Record set →
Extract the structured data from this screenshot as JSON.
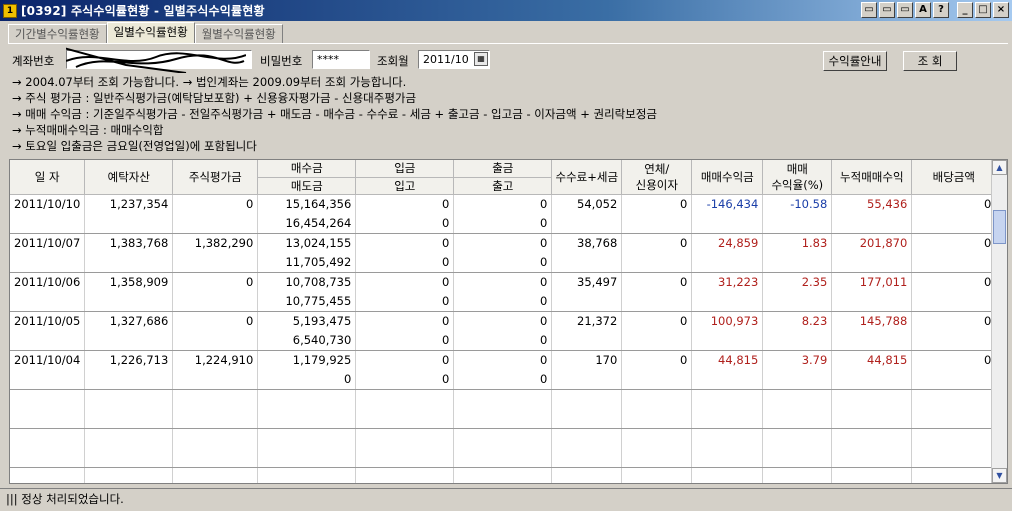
{
  "window": {
    "title": "[0392] 주식수익률현황 - 일별주식수익률현황",
    "app_icon": "1",
    "buttons": [
      "▭",
      "▭",
      "▭",
      "A",
      "?",
      "_",
      "□",
      "×"
    ]
  },
  "tabs": [
    {
      "label": "기간별수익률현황",
      "active": false
    },
    {
      "label": "일별수익률현황",
      "active": true
    },
    {
      "label": "월별수익률현황",
      "active": false
    }
  ],
  "query": {
    "account_label": "계좌번호",
    "password_label": "비밀번호",
    "password_value": "****",
    "month_label": "조회월",
    "month_value": "2011/10",
    "guide_button": "수익률안내",
    "search_button": "조  회"
  },
  "notes": [
    "→ 2004.07부터 조회 가능합니다. → 법인계좌는 2009.09부터 조회 가능합니다.",
    "→ 주식  평가금   : 일반주식평가금(예탁담보포함) + 신용융자평가금 - 신용대주평가금",
    "→ 매매  수익금   : 기준일주식평가금 - 전일주식평가금 + 매도금 - 매수금 - 수수료 - 세금 + 출고금 - 입고금 - 이자금액 + 권리락보정금",
    "→ 누적매매수익금 : 매매수익합",
    "→ 토요일 입출금은 금요일(전영업일)에 포함됩니다"
  ],
  "grid": {
    "headers": {
      "date": "일 자",
      "deposit": "예탁자산",
      "stock_eval": "주식평가금",
      "buy": "매수금",
      "sell": "매도금",
      "in_money": "입금",
      "in_stock": "입고",
      "out_money": "출금",
      "out_stock": "출고",
      "fee": "수수료+세금",
      "overdue_1": "연체/",
      "overdue_2": "신용이자",
      "profit": "매매수익금",
      "rate_1": "매매",
      "rate_2": "수익율(%)",
      "cum": "누적매매수익",
      "dividend": "배당금액"
    },
    "rows": [
      {
        "date": "2011/10/10",
        "deposit": "1,237,354",
        "stock_eval": "0",
        "buy": "15,164,356",
        "sell": "16,454,264",
        "in_money": "0",
        "in_stock": "0",
        "out_money": "0",
        "out_stock": "0",
        "fee": "54,052",
        "overdue": "0",
        "profit": "-146,434",
        "rate": "-10.58",
        "cum": "55,436",
        "dividend": "0"
      },
      {
        "date": "2011/10/07",
        "deposit": "1,383,768",
        "stock_eval": "1,382,290",
        "buy": "13,024,155",
        "sell": "11,705,492",
        "in_money": "0",
        "in_stock": "0",
        "out_money": "0",
        "out_stock": "0",
        "fee": "38,768",
        "overdue": "0",
        "profit": "24,859",
        "rate": "1.83",
        "cum": "201,870",
        "dividend": "0"
      },
      {
        "date": "2011/10/06",
        "deposit": "1,358,909",
        "stock_eval": "0",
        "buy": "10,708,735",
        "sell": "10,775,455",
        "in_money": "0",
        "in_stock": "0",
        "out_money": "0",
        "out_stock": "0",
        "fee": "35,497",
        "overdue": "0",
        "profit": "31,223",
        "rate": "2.35",
        "cum": "177,011",
        "dividend": "0"
      },
      {
        "date": "2011/10/05",
        "deposit": "1,327,686",
        "stock_eval": "0",
        "buy": "5,193,475",
        "sell": "6,540,730",
        "in_money": "0",
        "in_stock": "0",
        "out_money": "0",
        "out_stock": "0",
        "fee": "21,372",
        "overdue": "0",
        "profit": "100,973",
        "rate": "8.23",
        "cum": "145,788",
        "dividend": "0"
      },
      {
        "date": "2011/10/04",
        "deposit": "1,226,713",
        "stock_eval": "1,224,910",
        "buy": "1,179,925",
        "sell": "0",
        "in_money": "0",
        "in_stock": "0",
        "out_money": "0",
        "out_stock": "0",
        "fee": "170",
        "overdue": "0",
        "profit": "44,815",
        "rate": "3.79",
        "cum": "44,815",
        "dividend": "0"
      }
    ],
    "empty_row_pairs": 3
  },
  "colors": {
    "negative": "#1a3ea8",
    "positive": "#b0201c"
  },
  "status": {
    "text": "정상 처리되었습니다."
  }
}
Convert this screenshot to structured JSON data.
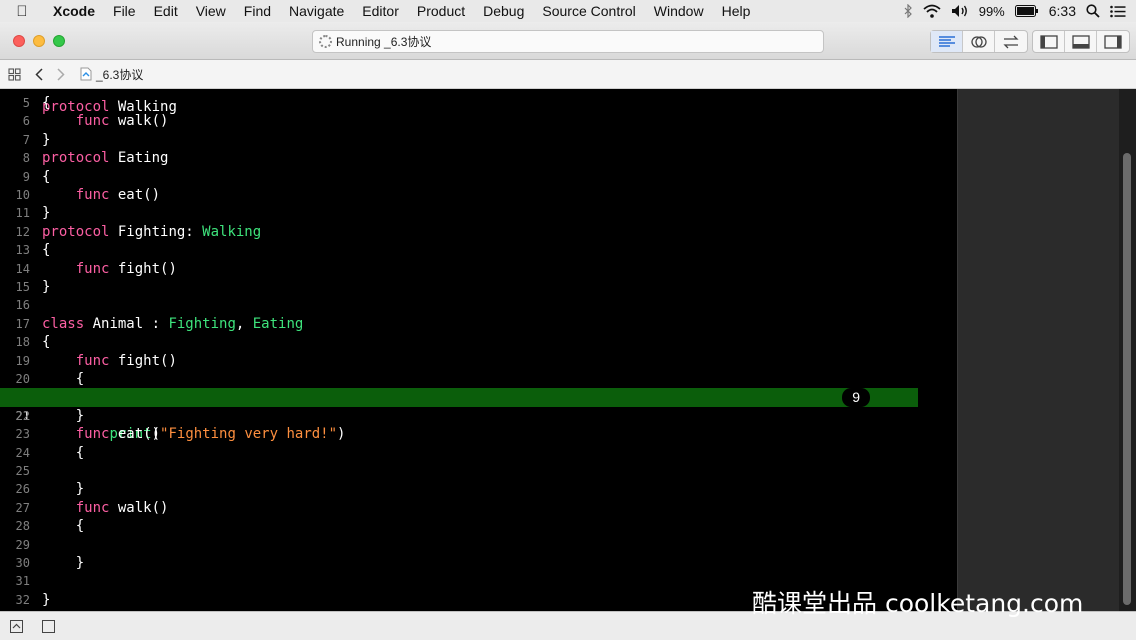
{
  "menubar": {
    "app": "Xcode",
    "menus": [
      "File",
      "Edit",
      "View",
      "Find",
      "Navigate",
      "Editor",
      "Product",
      "Debug",
      "Source Control",
      "Window",
      "Help"
    ],
    "battery": "99%",
    "clock": "6:33"
  },
  "toolbar": {
    "activity": "Running _6.3协议"
  },
  "jumpbar": {
    "file": "_6.3协议"
  },
  "editor": {
    "current_line": "21",
    "result_count": "9",
    "lines": [
      {
        "n": "5",
        "t": "{"
      },
      {
        "n": "6",
        "t": "    func walk()"
      },
      {
        "n": "7",
        "t": "}"
      },
      {
        "n": "8",
        "t": "protocol Eating"
      },
      {
        "n": "9",
        "t": "{"
      },
      {
        "n": "10",
        "t": "    func eat()"
      },
      {
        "n": "11",
        "t": "}"
      },
      {
        "n": "12",
        "t": "protocol Fighting: Walking"
      },
      {
        "n": "13",
        "t": "{"
      },
      {
        "n": "14",
        "t": "    func fight()"
      },
      {
        "n": "15",
        "t": "}"
      },
      {
        "n": "16",
        "t": ""
      },
      {
        "n": "17",
        "t": "class Animal : Fighting, Eating"
      },
      {
        "n": "18",
        "t": "{"
      },
      {
        "n": "19",
        "t": "    func fight()"
      },
      {
        "n": "20",
        "t": "    {"
      },
      {
        "n": "21",
        "t": "        print(\"Fighting very hard!\")"
      },
      {
        "n": "22",
        "t": "    }"
      },
      {
        "n": "23",
        "t": "    func eat()"
      },
      {
        "n": "24",
        "t": "    {"
      },
      {
        "n": "25",
        "t": ""
      },
      {
        "n": "26",
        "t": "    }"
      },
      {
        "n": "27",
        "t": "    func walk()"
      },
      {
        "n": "28",
        "t": "    {"
      },
      {
        "n": "29",
        "t": ""
      },
      {
        "n": "30",
        "t": "    }"
      },
      {
        "n": "31",
        "t": ""
      },
      {
        "n": "32",
        "t": "}"
      }
    ]
  },
  "colors": {
    "keyword": "#fc5fa3",
    "type": "#3ee37c",
    "string": "#fd8f3f",
    "current_line_bg": "#0b5e0b"
  },
  "watermark": "酷课堂出品 coolketang.com"
}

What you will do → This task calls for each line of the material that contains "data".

Output of the task →
Extract the structured data from this screenshot as JSON.
Convert this screenshot to structured JSON data.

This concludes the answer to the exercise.